Problem requirements -
Pick every line out of the entries below that has the string "this", and copy it.

________________

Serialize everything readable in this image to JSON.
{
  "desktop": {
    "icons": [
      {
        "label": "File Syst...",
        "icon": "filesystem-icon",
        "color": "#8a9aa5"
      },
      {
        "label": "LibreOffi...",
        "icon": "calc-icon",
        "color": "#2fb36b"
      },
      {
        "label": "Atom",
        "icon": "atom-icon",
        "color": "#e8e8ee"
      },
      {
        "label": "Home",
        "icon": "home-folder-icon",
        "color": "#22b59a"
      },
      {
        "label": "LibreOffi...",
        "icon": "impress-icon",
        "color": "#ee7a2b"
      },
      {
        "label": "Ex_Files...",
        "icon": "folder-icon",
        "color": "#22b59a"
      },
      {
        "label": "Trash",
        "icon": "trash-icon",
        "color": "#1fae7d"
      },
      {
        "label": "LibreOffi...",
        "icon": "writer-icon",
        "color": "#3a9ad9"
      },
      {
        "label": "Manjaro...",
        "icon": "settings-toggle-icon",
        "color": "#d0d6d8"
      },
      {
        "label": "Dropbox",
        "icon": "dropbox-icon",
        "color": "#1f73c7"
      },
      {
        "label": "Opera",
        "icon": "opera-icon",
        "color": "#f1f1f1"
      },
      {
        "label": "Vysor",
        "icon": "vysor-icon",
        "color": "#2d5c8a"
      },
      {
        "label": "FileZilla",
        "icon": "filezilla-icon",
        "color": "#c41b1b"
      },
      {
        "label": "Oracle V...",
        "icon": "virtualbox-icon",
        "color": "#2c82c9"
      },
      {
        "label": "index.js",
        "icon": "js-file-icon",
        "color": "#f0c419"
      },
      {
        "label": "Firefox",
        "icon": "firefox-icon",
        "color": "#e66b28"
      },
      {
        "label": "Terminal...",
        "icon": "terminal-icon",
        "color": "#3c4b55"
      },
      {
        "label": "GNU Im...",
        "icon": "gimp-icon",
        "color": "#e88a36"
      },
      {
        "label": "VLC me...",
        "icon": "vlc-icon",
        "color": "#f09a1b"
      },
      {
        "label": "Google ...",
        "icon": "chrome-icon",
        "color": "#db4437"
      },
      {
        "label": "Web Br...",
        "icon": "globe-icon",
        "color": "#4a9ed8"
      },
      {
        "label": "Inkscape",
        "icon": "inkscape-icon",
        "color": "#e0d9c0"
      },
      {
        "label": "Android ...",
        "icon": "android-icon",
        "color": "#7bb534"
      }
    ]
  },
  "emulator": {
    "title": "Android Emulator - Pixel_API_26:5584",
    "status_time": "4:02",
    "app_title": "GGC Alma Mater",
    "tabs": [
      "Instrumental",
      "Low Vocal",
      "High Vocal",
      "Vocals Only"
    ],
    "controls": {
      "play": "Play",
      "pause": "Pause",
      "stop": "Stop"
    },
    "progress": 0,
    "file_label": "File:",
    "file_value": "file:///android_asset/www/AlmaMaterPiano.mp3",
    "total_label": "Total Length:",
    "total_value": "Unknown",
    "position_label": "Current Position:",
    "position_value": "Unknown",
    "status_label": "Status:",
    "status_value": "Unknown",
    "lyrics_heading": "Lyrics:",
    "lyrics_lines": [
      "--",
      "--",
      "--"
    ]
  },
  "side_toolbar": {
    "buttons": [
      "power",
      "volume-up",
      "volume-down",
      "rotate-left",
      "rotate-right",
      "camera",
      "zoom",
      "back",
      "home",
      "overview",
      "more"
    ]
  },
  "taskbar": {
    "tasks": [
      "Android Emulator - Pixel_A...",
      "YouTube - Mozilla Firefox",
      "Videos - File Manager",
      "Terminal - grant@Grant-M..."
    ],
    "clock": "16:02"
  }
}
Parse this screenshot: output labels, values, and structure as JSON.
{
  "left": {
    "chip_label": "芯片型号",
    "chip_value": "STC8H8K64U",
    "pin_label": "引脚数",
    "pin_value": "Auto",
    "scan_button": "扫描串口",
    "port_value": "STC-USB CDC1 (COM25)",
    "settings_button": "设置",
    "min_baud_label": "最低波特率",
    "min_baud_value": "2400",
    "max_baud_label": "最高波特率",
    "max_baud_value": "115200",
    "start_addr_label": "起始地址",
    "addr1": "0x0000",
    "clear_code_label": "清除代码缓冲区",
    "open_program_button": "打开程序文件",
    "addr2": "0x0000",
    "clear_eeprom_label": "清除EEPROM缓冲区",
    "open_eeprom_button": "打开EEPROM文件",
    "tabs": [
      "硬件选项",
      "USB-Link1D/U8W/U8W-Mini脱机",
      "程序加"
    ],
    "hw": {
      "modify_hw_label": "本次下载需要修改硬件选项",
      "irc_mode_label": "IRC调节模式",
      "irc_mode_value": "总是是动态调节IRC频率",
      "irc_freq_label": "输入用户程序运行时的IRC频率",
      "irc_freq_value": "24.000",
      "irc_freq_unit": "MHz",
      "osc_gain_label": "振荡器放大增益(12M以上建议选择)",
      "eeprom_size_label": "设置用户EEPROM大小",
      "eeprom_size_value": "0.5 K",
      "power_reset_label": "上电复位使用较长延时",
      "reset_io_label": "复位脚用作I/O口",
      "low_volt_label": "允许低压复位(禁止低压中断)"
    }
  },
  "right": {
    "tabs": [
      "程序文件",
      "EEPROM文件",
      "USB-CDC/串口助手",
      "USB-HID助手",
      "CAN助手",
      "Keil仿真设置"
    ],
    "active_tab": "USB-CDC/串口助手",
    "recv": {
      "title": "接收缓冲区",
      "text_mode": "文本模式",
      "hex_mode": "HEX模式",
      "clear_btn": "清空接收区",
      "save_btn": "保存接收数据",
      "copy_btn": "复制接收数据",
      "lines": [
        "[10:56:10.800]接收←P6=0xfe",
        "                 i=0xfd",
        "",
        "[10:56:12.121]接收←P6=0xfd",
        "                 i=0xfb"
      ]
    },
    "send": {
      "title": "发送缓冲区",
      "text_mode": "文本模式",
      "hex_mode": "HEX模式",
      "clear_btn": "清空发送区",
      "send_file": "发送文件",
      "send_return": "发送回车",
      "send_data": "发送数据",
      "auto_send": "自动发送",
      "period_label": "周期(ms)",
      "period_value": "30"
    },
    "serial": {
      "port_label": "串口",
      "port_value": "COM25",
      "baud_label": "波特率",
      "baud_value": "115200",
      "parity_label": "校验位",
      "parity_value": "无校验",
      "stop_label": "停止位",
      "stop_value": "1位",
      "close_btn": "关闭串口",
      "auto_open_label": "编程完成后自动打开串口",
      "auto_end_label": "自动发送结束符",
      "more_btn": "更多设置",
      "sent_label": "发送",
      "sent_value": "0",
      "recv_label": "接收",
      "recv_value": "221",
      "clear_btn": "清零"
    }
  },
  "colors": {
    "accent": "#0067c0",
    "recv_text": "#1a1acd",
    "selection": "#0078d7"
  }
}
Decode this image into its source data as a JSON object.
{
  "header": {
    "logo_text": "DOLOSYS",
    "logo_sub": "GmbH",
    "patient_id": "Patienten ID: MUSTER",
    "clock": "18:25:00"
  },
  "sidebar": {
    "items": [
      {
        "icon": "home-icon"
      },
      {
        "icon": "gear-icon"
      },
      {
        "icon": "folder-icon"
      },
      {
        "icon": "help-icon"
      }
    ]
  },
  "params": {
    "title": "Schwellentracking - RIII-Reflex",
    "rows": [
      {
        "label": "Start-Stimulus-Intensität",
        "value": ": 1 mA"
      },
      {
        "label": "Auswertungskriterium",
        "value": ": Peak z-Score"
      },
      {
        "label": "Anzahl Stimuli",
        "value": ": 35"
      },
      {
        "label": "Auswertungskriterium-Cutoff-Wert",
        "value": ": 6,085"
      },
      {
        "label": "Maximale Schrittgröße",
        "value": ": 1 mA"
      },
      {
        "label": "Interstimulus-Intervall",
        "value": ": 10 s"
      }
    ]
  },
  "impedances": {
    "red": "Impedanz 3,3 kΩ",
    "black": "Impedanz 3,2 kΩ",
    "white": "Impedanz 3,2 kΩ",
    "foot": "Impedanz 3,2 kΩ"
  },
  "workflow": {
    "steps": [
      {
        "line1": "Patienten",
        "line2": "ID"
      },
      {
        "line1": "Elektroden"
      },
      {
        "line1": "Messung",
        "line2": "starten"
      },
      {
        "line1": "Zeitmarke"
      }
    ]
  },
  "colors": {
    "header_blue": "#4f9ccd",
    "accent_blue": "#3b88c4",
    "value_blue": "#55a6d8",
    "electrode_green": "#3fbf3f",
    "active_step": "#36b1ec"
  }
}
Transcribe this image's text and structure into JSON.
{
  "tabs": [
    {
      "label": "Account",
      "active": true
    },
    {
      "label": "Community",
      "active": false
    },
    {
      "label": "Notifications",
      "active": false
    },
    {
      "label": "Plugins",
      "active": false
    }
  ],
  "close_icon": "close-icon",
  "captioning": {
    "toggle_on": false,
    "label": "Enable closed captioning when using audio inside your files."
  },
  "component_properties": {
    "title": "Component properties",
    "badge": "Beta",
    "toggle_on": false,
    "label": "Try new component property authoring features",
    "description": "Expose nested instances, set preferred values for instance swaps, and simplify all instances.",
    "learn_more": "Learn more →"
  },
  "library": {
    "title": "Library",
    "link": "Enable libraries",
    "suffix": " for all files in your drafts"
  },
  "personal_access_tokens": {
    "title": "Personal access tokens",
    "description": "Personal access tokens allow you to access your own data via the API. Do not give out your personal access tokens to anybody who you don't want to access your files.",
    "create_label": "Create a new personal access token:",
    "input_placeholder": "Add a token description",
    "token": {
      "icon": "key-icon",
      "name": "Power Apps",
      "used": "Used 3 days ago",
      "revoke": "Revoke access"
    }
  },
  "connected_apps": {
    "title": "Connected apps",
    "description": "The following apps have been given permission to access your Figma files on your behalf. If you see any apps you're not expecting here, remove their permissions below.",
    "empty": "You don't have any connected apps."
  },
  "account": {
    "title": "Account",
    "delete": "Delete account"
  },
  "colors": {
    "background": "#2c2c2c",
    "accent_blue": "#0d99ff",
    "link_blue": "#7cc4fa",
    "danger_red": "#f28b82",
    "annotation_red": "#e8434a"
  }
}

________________

Solved problem -
Serialize everything readable in this image to JSON.
Parse this screenshot: output labels, values, and structure as JSON.
Decode this image into its source data as a JSON object.
Transcribe this image's text and structure into JSON.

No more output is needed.